For dehydration to temporarily impair the kidneys is not uncommon. It’s not typically concerning. What is concerning is Conley’s unwillingness to just say that, instead resorting to dodges like “I’m not going to get into operations” and invoking HIPAA when asked about abnormal findings. Every patient has a right to privacy, and there are some issues that the president may not want to go into extreme detail about. It’s possible that Trump directed his doctor not to talk about certain findings. As the president’s physician, Conley is not an elected official: His primary duty is to Trump. He may consider himself to be a responsible citizen and doctor as long as he is leaving the American people with a basic feeling that the president is doing fine.
But a doctor who is at liberty to discuss only normal and positive findings should not be holding a press conference. The job of a physician is not to reflect an upbeat attitude. It is not to conflate optimism with obfuscation. The job of a physician is to deal in reality—to neither minimize threats nor overemphasize them.
The unique bioethical dilemma of the moment is that we are in the middle of a pandemic. Accepting reality, and a shared set of facts, is vital. And there is one crucial exception to a doctor’s obligation to protect a patient’s privacy: when that patient is a threat to others.
On Monday, when Conley told reporters that he had given Trump the go-ahead to return to the White House, he could not say whether or how Trump would isolate himself for the rest of his illness. He is presumably still contagious (unless he has already had the virus for 10 days). That is: The president, in the throes of COVID-19, was being discharged back to the very site of a major coronavirus cluster. Why send a contagious person back to the place where an outbreak is still unfolding, if he is able to quarantine and execute his duties in his presidential suite at Walter Reed?

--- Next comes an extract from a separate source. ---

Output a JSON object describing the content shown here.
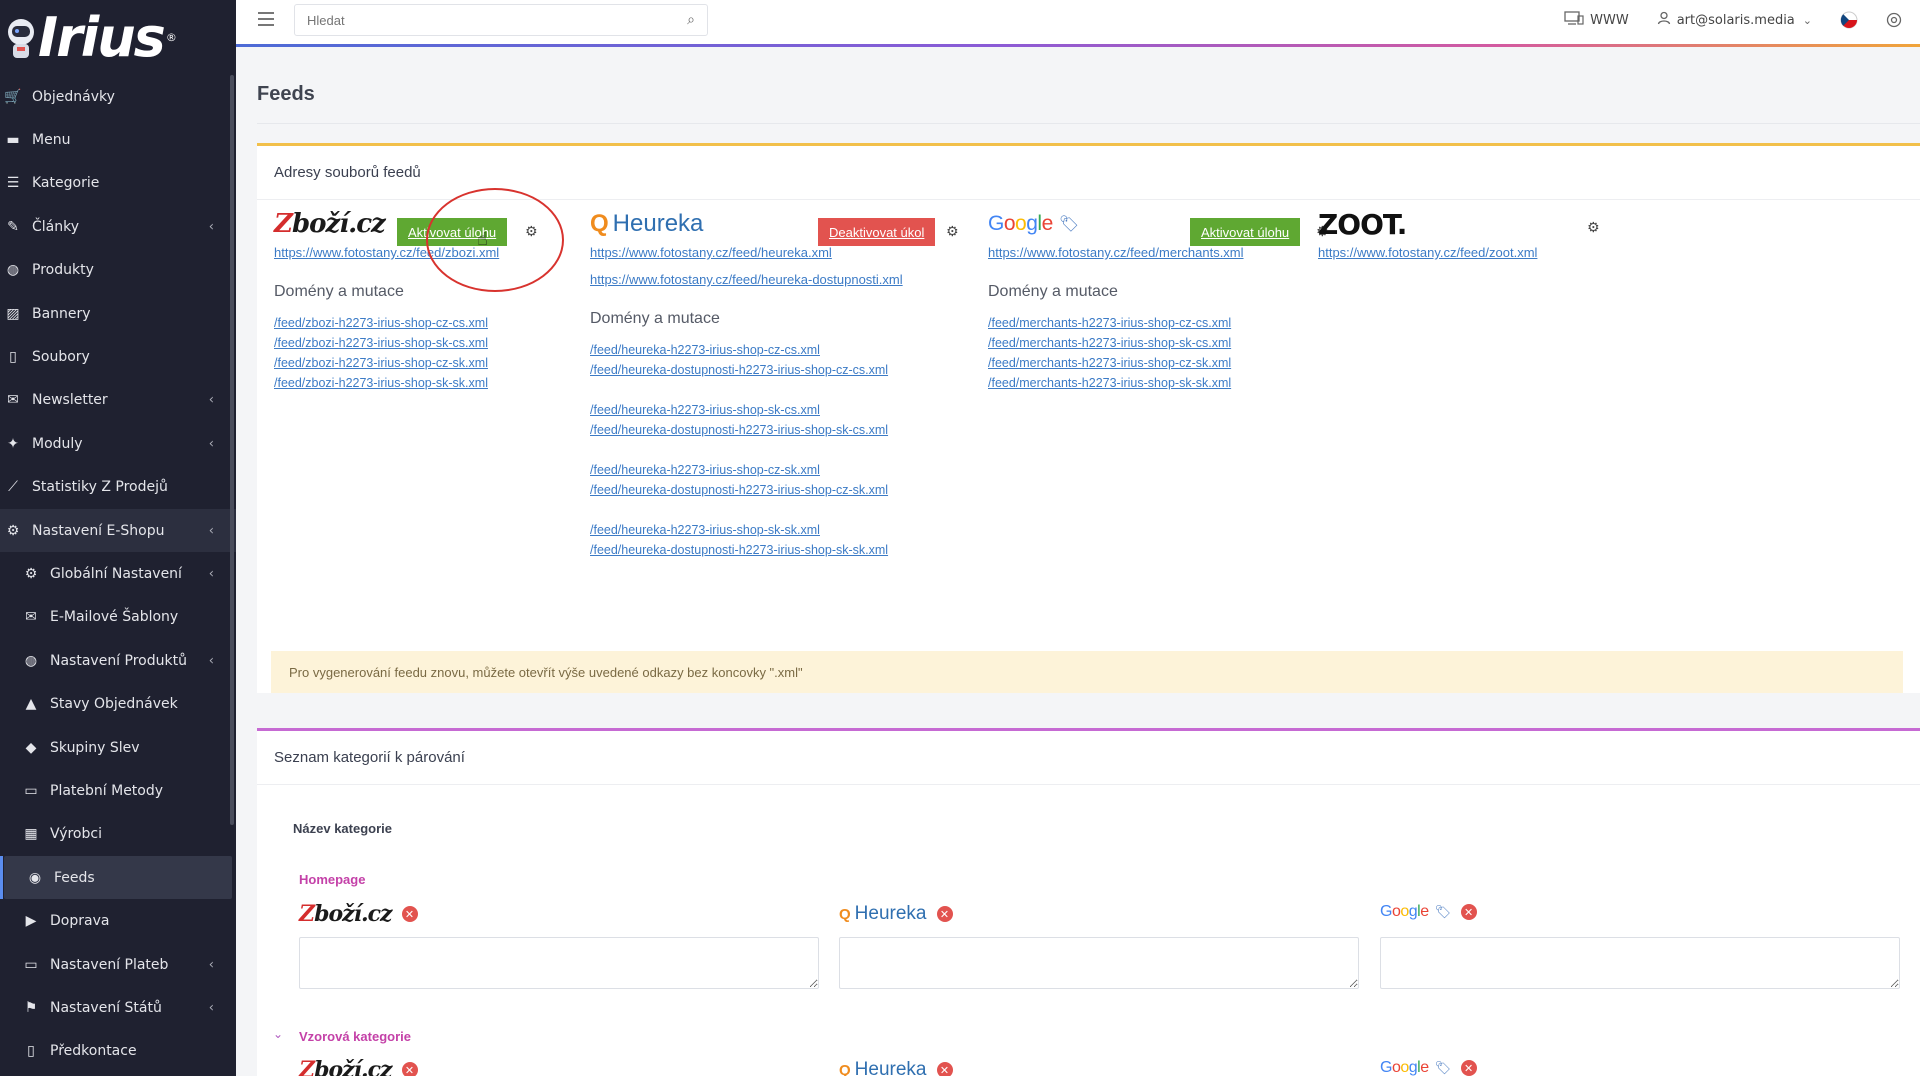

Read: Trump’s doctor comes from a uniquely American brand of medicine
Conley even defended the president’s decision on Sunday to break quarantine and go on a car ride with Secret Service agents, which an attending physician at Walter Reed called “insanity.” At the very least, the appropriate response from Conley would have been to say “I advised against that.”
Statistically, Trump is most likely to continue recovering uneventfully. This decision to return home is not clearly medically unwise for him. But the declaration of victory and the overall downplaying of Trump’s medical status do a grave disservice to the public. And though it is within Trump’s purview, going back home is, at the very least, inconsiderate of the staff at the White House. That creates risk not just for those who work there, but everyone who has contact with those people, and then everyone who has contact with those people. As the current cluster at the White House has made abundantly clear, a single negligent act can end up leading to multiple cases.